> Problem to work on
Only the lines holding the string "property" are needed; copy each of them from the data.

[Opening Available data section]

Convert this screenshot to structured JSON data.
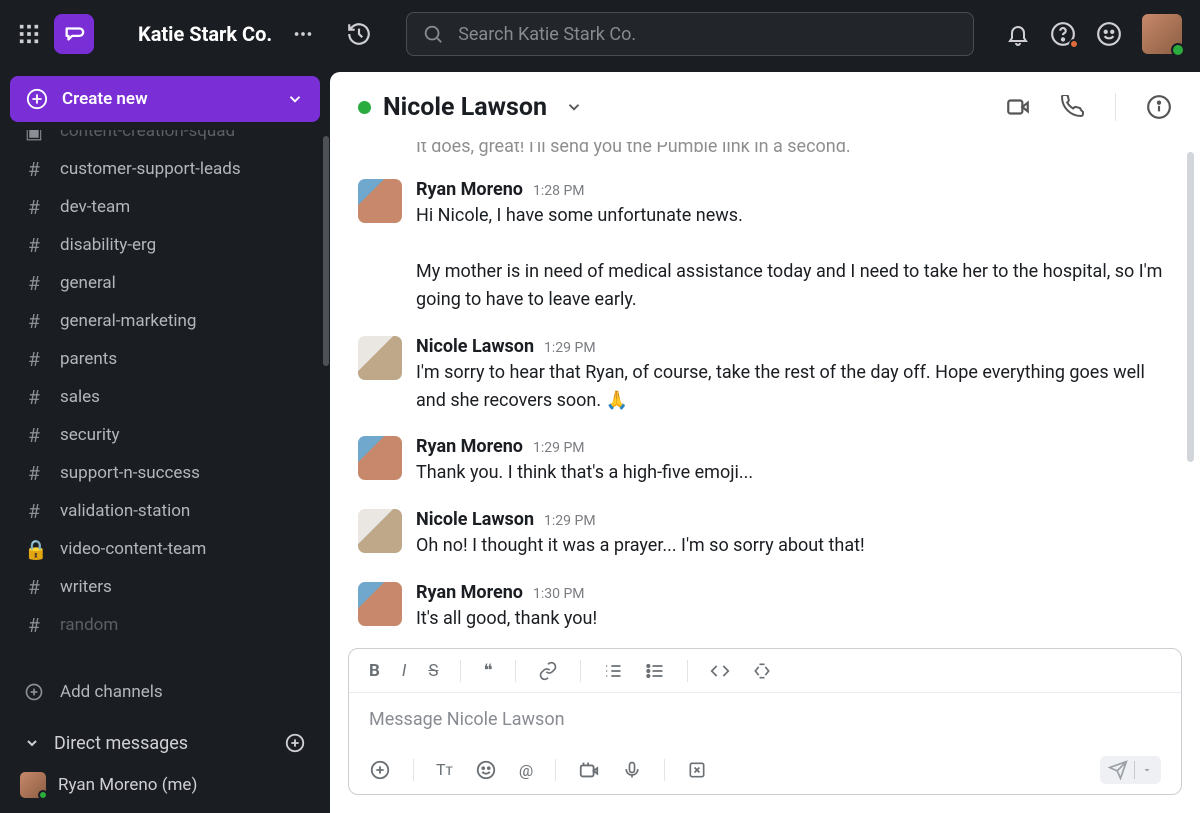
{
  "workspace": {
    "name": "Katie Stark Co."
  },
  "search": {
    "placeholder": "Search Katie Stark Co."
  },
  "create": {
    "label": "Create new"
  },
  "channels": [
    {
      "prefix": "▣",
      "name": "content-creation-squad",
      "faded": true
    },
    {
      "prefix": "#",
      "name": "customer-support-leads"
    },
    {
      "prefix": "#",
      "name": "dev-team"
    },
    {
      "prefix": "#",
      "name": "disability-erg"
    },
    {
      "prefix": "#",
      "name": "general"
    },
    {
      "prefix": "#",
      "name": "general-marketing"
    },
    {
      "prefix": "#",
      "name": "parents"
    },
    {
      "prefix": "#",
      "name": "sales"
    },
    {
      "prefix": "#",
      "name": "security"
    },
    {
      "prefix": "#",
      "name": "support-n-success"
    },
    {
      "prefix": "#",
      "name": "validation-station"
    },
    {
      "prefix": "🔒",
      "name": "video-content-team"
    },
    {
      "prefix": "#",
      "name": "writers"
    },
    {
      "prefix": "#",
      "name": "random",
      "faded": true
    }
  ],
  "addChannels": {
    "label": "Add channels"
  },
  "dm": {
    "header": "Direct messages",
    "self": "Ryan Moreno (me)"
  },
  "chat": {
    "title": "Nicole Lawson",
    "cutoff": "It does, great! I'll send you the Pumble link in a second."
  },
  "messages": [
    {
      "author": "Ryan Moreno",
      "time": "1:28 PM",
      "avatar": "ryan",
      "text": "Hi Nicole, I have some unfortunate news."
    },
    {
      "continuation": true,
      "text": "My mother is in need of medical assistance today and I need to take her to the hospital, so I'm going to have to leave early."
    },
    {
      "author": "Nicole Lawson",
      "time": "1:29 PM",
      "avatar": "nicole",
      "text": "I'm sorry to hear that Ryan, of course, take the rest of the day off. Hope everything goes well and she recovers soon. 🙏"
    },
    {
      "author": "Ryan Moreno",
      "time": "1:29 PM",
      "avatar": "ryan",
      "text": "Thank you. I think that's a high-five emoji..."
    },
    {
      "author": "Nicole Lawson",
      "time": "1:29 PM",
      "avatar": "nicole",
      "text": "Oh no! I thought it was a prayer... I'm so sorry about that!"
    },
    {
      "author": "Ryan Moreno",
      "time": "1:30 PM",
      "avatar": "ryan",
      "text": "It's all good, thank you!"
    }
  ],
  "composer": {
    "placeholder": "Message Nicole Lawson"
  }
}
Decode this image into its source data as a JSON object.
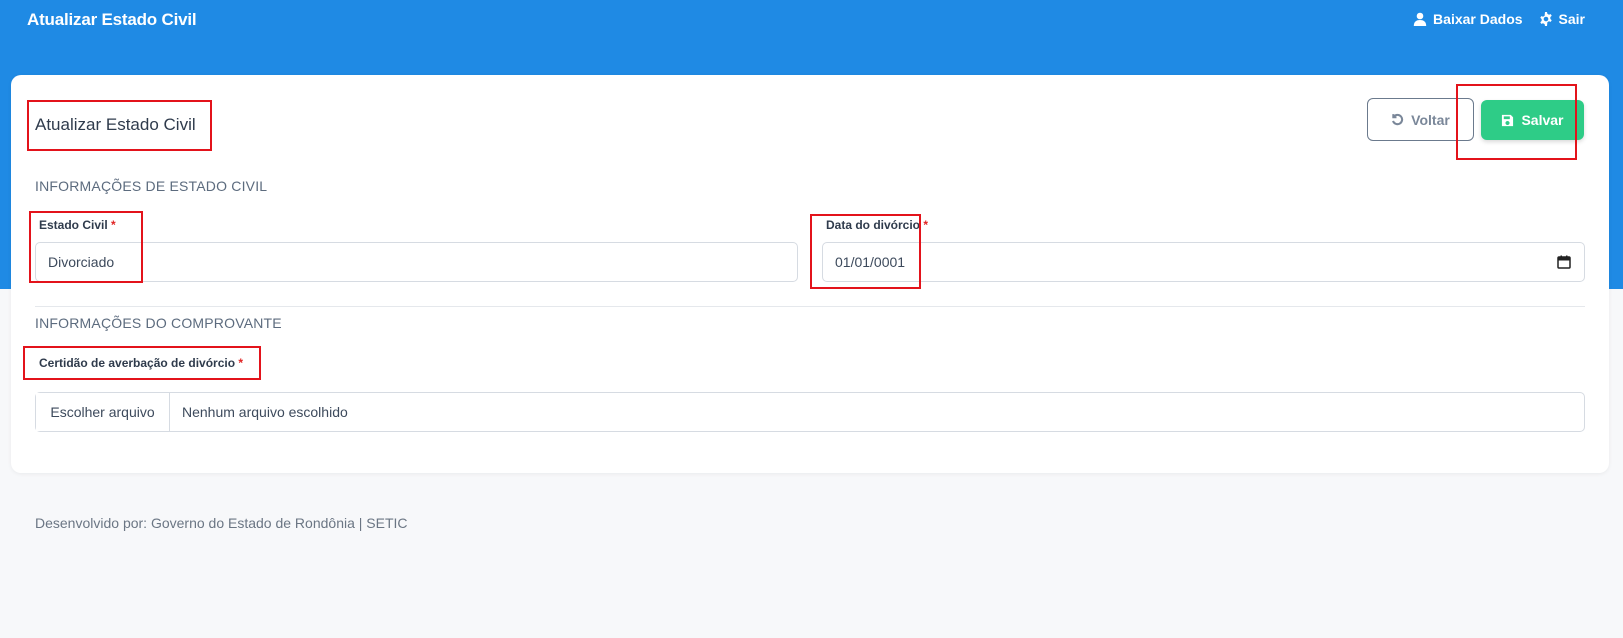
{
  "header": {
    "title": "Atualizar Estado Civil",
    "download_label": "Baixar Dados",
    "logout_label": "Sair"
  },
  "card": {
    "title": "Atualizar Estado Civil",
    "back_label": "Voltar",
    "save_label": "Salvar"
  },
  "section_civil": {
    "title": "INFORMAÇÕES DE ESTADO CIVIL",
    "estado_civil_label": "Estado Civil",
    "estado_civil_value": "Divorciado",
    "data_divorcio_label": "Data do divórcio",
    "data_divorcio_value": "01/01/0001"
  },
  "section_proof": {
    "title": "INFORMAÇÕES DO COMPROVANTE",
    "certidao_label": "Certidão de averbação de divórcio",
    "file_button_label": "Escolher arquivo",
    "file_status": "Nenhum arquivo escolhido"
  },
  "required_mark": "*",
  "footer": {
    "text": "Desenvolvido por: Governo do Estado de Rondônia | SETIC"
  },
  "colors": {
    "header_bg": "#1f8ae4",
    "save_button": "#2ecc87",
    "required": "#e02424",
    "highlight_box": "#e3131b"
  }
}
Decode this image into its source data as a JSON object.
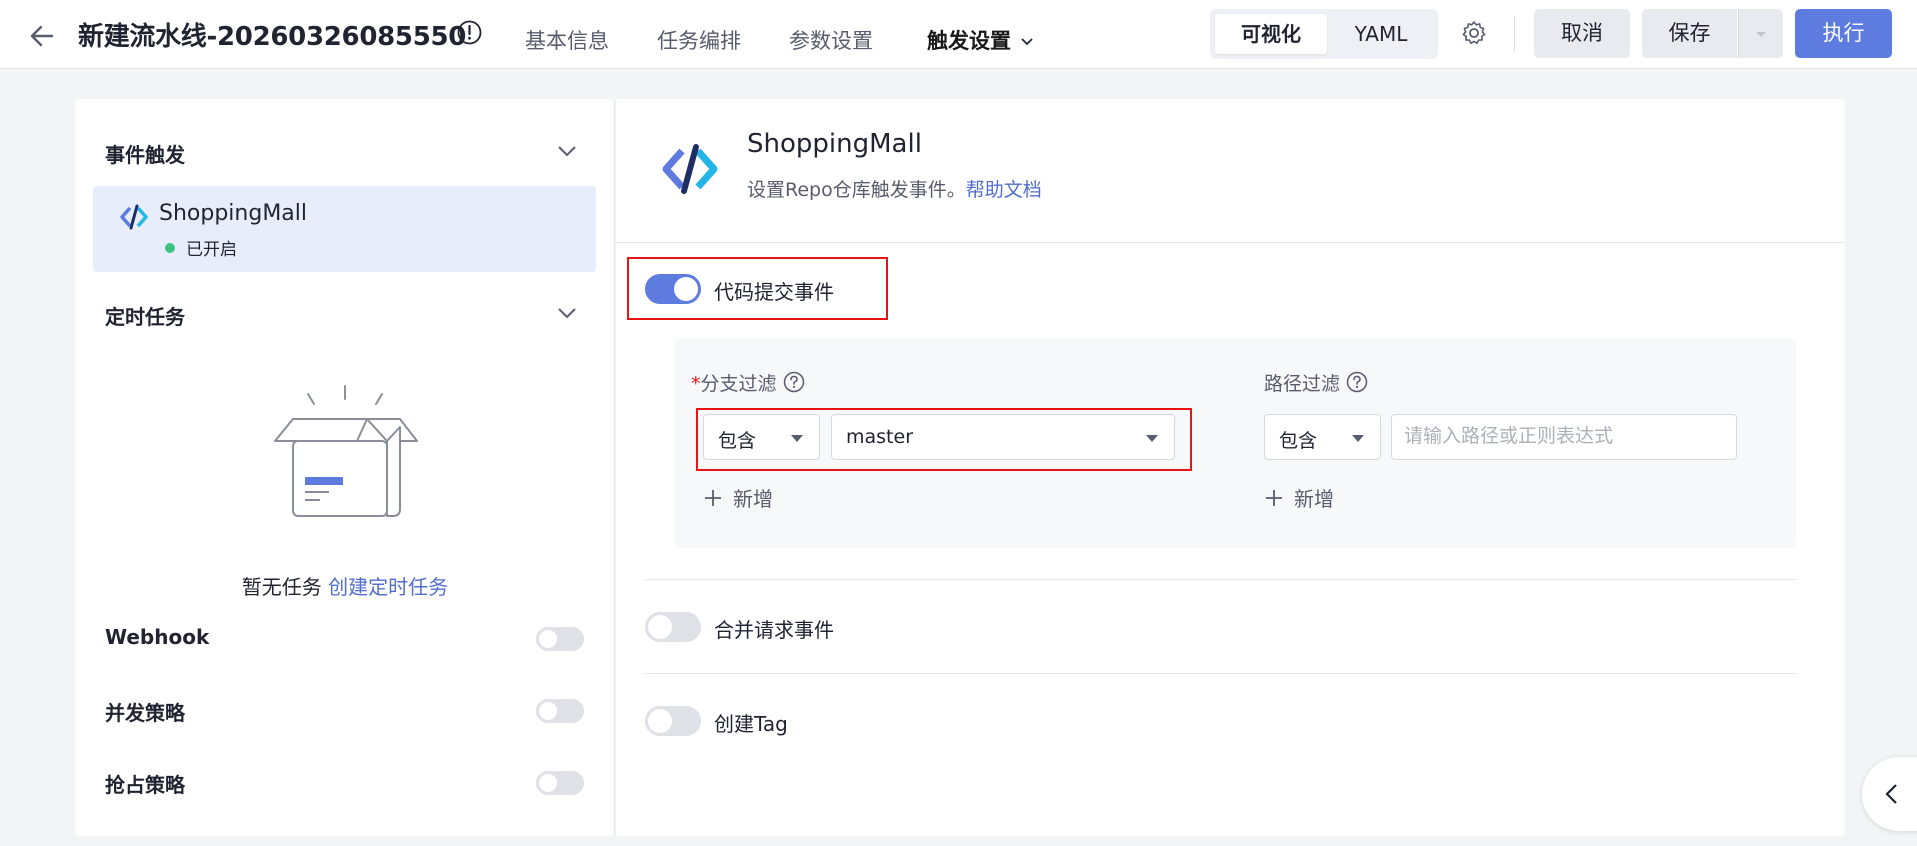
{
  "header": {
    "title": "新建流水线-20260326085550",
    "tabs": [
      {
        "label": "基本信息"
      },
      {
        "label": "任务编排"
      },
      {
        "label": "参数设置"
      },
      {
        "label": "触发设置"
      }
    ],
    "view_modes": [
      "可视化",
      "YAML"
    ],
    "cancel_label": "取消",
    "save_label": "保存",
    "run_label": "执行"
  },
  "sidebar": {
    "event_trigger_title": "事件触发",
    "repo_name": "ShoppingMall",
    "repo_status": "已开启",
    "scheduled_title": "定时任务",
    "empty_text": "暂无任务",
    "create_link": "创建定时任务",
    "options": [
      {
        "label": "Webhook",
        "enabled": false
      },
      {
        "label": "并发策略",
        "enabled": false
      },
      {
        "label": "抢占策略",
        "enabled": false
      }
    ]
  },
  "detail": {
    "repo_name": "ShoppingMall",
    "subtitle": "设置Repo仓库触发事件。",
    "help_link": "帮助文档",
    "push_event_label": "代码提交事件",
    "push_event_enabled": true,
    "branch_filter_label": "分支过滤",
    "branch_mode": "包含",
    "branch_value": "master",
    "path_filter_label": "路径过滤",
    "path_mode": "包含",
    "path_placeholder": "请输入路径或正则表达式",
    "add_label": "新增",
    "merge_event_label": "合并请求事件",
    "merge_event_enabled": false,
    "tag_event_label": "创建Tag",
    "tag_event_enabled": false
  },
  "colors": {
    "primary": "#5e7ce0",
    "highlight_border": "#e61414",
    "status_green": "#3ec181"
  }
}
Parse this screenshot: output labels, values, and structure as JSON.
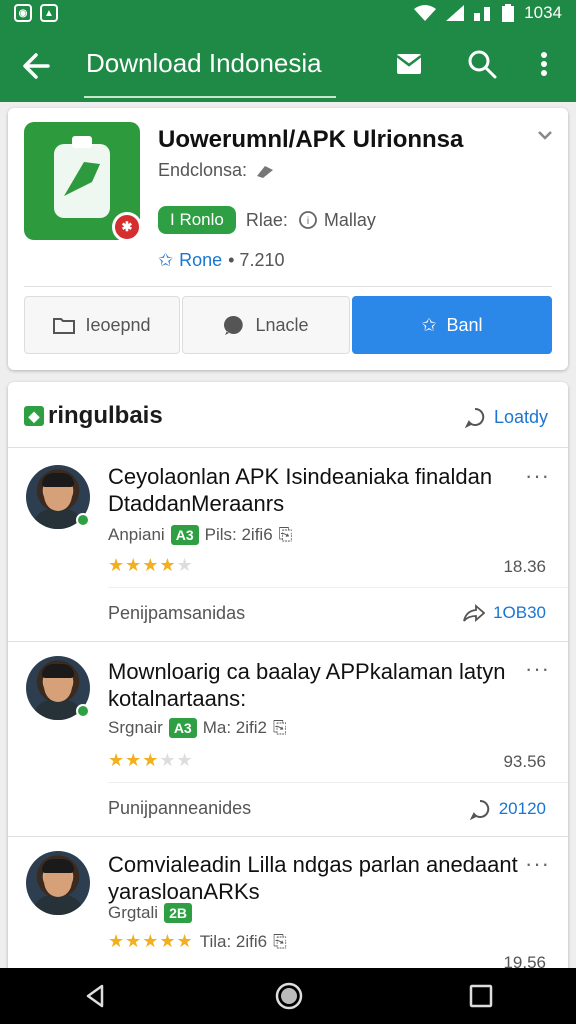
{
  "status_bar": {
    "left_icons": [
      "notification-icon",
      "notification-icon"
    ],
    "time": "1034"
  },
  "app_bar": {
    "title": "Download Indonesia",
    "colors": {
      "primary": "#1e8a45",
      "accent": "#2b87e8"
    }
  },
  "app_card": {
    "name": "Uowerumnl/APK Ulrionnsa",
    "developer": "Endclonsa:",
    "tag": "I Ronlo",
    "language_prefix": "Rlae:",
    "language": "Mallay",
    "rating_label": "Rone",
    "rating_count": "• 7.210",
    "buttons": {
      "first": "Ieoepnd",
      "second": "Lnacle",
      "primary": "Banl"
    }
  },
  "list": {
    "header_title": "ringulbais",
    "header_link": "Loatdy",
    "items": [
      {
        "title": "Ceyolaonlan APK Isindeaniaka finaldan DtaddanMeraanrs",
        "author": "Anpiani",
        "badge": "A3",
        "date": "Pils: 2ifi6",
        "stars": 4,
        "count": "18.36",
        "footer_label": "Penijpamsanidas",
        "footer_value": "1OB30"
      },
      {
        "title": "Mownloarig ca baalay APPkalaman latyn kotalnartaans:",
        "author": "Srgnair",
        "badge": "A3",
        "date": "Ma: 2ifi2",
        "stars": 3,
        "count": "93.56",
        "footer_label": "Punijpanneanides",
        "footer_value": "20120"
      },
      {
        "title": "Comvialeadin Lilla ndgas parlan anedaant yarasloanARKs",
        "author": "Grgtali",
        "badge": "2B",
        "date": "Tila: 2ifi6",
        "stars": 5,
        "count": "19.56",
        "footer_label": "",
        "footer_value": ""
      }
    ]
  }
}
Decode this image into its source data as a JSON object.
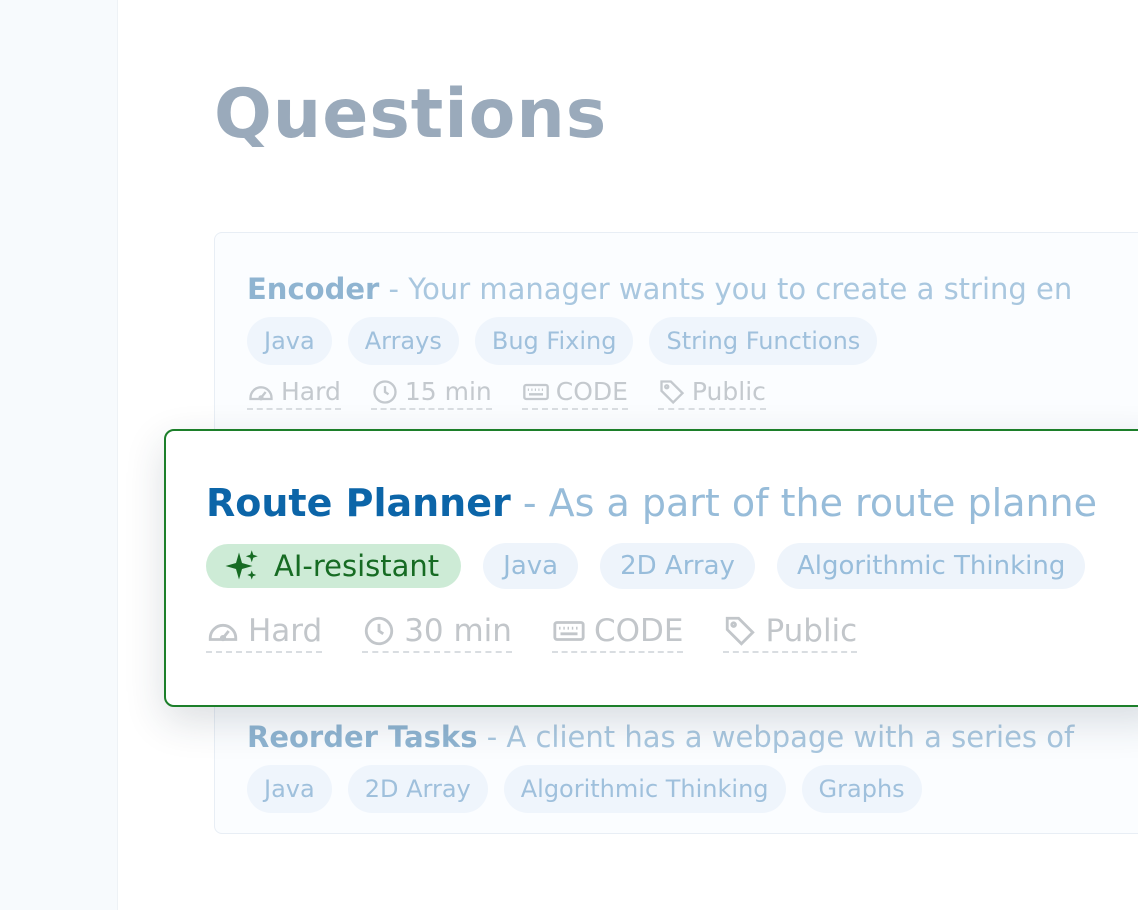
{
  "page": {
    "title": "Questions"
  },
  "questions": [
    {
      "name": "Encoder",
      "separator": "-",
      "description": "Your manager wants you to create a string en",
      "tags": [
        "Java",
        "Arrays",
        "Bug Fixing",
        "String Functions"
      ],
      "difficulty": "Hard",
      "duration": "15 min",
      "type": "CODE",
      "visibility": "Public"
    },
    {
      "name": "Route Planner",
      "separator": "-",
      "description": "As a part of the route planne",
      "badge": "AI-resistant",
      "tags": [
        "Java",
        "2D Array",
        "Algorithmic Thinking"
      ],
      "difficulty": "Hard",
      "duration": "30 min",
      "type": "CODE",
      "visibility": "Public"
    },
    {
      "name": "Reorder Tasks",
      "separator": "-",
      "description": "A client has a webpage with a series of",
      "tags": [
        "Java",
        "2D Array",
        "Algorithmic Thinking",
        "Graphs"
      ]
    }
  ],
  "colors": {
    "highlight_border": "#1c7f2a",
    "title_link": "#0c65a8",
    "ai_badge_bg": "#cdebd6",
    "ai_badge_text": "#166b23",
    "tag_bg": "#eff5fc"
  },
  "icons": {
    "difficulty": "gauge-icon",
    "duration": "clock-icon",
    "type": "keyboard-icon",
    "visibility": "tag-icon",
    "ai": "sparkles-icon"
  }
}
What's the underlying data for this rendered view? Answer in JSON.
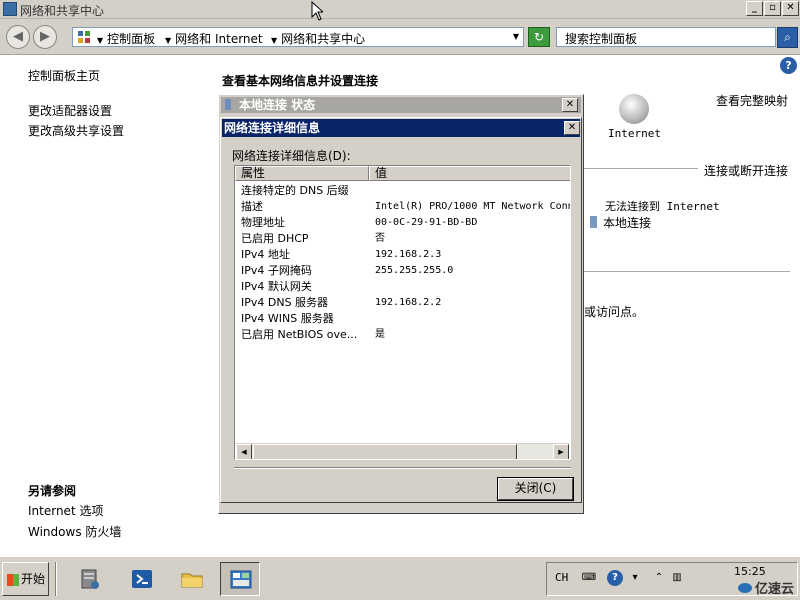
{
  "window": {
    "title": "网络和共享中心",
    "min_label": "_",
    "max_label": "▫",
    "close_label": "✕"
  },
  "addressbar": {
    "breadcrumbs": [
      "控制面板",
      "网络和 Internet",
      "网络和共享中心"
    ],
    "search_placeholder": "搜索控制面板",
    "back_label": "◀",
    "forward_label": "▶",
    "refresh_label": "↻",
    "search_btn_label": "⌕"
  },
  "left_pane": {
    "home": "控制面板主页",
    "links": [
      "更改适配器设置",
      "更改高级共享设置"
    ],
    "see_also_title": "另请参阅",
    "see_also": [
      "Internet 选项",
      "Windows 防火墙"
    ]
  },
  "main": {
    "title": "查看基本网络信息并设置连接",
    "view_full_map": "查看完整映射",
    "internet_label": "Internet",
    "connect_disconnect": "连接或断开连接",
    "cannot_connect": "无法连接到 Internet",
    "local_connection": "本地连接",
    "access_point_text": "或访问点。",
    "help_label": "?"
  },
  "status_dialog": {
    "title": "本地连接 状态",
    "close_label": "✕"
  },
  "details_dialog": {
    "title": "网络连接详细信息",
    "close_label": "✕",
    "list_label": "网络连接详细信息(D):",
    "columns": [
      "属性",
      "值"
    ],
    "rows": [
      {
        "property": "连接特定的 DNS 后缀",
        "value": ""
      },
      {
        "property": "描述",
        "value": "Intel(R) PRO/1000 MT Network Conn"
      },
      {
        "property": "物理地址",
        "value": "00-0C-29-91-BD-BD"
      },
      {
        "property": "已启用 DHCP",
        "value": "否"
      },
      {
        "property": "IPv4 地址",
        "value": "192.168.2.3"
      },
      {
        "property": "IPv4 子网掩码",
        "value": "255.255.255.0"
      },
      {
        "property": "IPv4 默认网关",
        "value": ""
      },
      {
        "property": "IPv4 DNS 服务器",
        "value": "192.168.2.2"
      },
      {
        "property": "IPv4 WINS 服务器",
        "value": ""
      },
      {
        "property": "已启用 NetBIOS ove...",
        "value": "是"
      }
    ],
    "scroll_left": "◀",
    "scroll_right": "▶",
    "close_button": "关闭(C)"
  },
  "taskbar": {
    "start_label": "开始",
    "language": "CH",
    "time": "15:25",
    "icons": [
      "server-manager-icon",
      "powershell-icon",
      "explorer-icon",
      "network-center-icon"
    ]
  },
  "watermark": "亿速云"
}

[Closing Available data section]

> Result for this task
        "property": "连接特定的 DNS 后缀",
        "property": "描述",
        "property": "物理地址",
        "property": "已启用 DHCP",
        "property": "IPv4 地址",
        "property": "IPv4 子网掩码",
        "property": "IPv4 默认网关",
        "property": "IPv4 DNS 服务器",
        "property": "IPv4 WINS 服务器",
        "property": "已启用 NetBIOS ove...",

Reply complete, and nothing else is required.